Potential Future Developments in Hydrogel Technology for Dentistry
As the field of dentistry continues to evolve, so does the technology and materials used by dentists. Hydrogels have already made a significant impact in dental applications, but what does the future hold for this innovative material?
One potential development is the use of hydrogels as drug delivery systems. Imagine a dental implant coated with a hydrogel that slowly releases antibacterial agents or pain medication, reducing the risk of infection and providing localized pain relief.
Another exciting prospect is the incorporation of bioactive molecules into hydrogels. These molecules could stimulate tissue regeneration and promote healing in damaged oral tissues. This could revolutionize treatments for conditions such as gum disease or tooth decay.
Researchers are also exploring ways to enhance the mechanical properties of hydrogels, making them more durable and long-lasting. This would allow for their use in restorative procedures like fillings or crowns, providing patients with stronger and more natural-looking results.
Furthermore, advancements in nanotechnology may enable scientists to create smart hydrogels that can detect changes in pH levels or bacteria presence within the mouth. These sensors could provide early detection of oral diseases and help prevent further complications.
The possibilities for future developments in hydrogel technology are vast and promising. With ongoing research and innovation, we can expect even greater integration of this material into various areas of dentistry – ultimately leading to improved patient outcomes and experiences at dental clinics across Sydney’s CBD.
Concerns and Limitations of Using Hydrogels in Dentistry
While hydrogels offer numerous benefits and have shown promise in various dental applications, it is important to acknowledge some concerns and limitations associated with their use.
1. Biocompatibility: Although hydrogels are generally considered biocompatible, there is a possibility of adverse reactions or allergies in some patients. Dentists must carefully assess the patient’s medical history and perform necessary tests before using hydrogel-based products.
2. Longevity: The durability and longevity of hydrogels can vary depending on the specific formulation used. Some may degrade or lose their mechanical properties over time, requiring frequent replacements or adjustments.
3. Infection risk: Hydrogel materials create a moist environment that could potentially promote bacterial growth if not properly managed.
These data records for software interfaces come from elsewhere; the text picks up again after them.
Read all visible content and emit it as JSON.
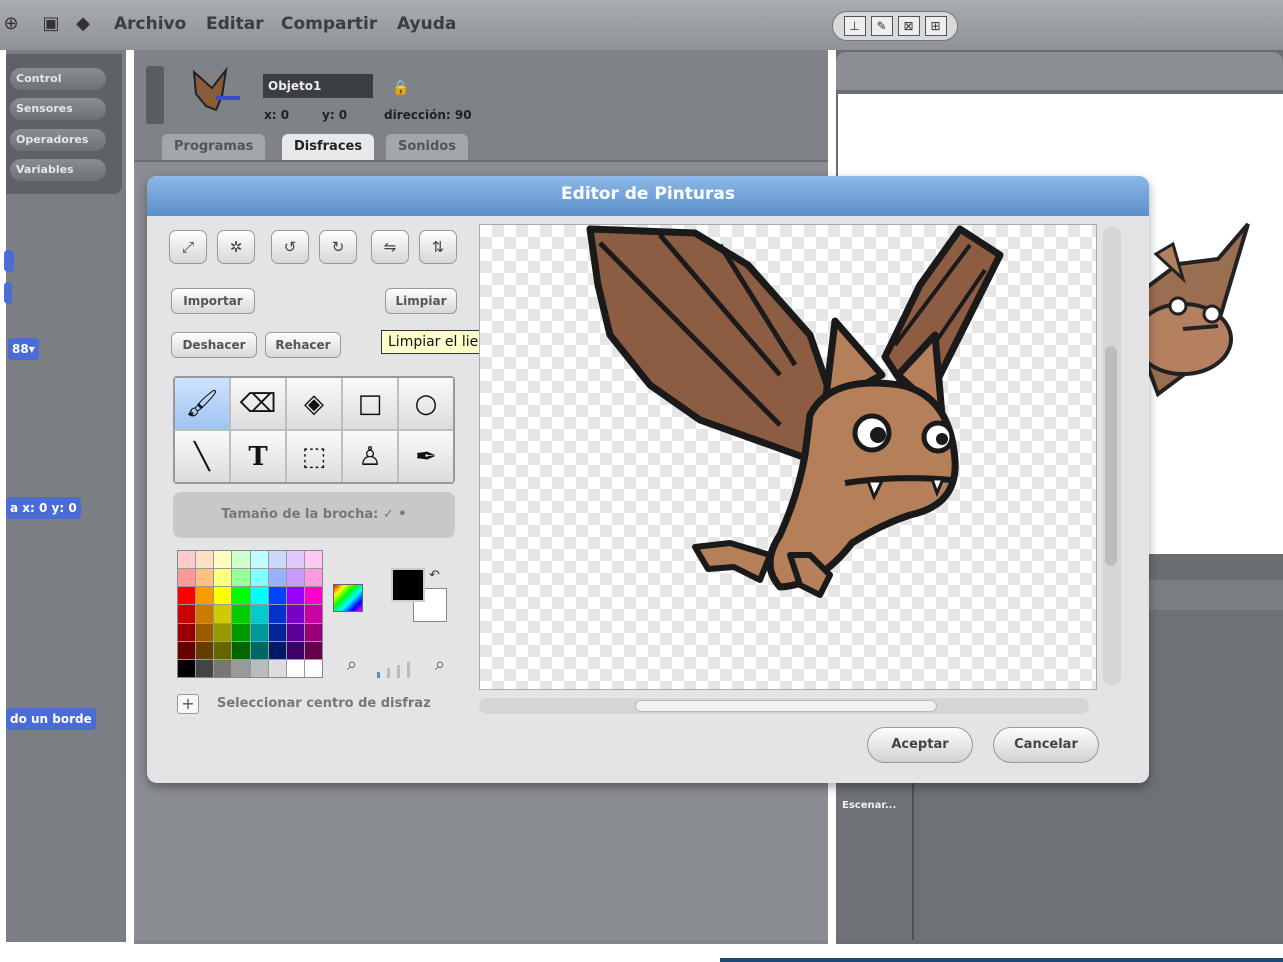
{
  "menu": {
    "archivo": "Archivo",
    "editar": "Editar",
    "compartir": "Compartir",
    "ayuda": "Ayuda"
  },
  "categories": [
    "Control",
    "Sensores",
    "Operadores",
    "Variables"
  ],
  "blocks": {
    "block_a": "88▾",
    "block_b": "a x: 0 y: 0",
    "block_c": "do un borde"
  },
  "sprite": {
    "name": "Objeto1",
    "x_label": "x: 0",
    "y_label": "y: 0",
    "direction_label": "dirección: 90"
  },
  "tabs": [
    "Programas",
    "Disfraces",
    "Sonidos"
  ],
  "stage_bottom_label": "Escenar...",
  "dialog": {
    "title": "Editor de Pinturas",
    "import_label": "Importar",
    "clear_label": "Limpiar",
    "undo_label": "Deshacer",
    "redo_label": "Rehacer",
    "tooltip": "Limpiar el lienzo",
    "brush_size_label": "Tamaño de la brocha: ✓  •",
    "set_center_label": "Seleccionar centro de disfraz",
    "accept_label": "Aceptar",
    "cancel_label": "Cancelar"
  },
  "palette_colors": [
    "#ffcccc",
    "#ffe0c0",
    "#ffffc0",
    "#d0ffd0",
    "#c0ffff",
    "#c8d8ff",
    "#e0c8ff",
    "#ffc8f0",
    "#ff9999",
    "#ffc080",
    "#ffff80",
    "#99ff99",
    "#80ffff",
    "#99b0ff",
    "#c899ff",
    "#ff99e0",
    "#ff0000",
    "#ff9900",
    "#ffff00",
    "#00ff00",
    "#00ffff",
    "#0044ff",
    "#9900ff",
    "#ff00cc",
    "#cc0000",
    "#cc7a00",
    "#cccc00",
    "#00cc00",
    "#00cccc",
    "#0033cc",
    "#7a00cc",
    "#cc00a0",
    "#990000",
    "#995c00",
    "#999900",
    "#009900",
    "#009999",
    "#002699",
    "#5c0099",
    "#990078",
    "#660000",
    "#663d00",
    "#666600",
    "#006600",
    "#006666",
    "#001a66",
    "#3d0066",
    "#660050",
    "#000000",
    "#444444",
    "#777777",
    "#999999",
    "#bbbbbb",
    "#dddddd",
    "#ffffff",
    "#ffffff"
  ]
}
Dentists need to ensure strict adherence to sterilization protocols when using hydrogel-based products to minimize the risk of infections.
4. Cost: Incorporating hydrogel technology into dental procedures may involve additional costs for both dentists and patients. This could limit its widespread adoption until more affordable options become available.
5. Limited research: While studies have shown promising results, further research is still needed to fully understand the long-term effects, safety profile, and optimal uses for hydrogels in dentistry.
Despite these concerns, advancements continue to be made in hydrogel technology which will likely address many of these limitations over time.
In conclusion, hydrogels represent an exciting frontier in dentistry due to their unique properties and potential applications. From enhancing tissue regeneration processes to improving drug delivery systems, this material has captured the interest of dentists seeking innovative solutions for better patient outcomes. The growing business landscape in Sydney’s CBD serves as a testament to how these advancements can contribute not only towards scientific progress in business growth in Sydney. As researchers delve deeper into understanding the capabilities of hydrogels and overcome existing challenges, we can look forward to a future where these materials play an increasingly vital role in shaping the field of dentistry.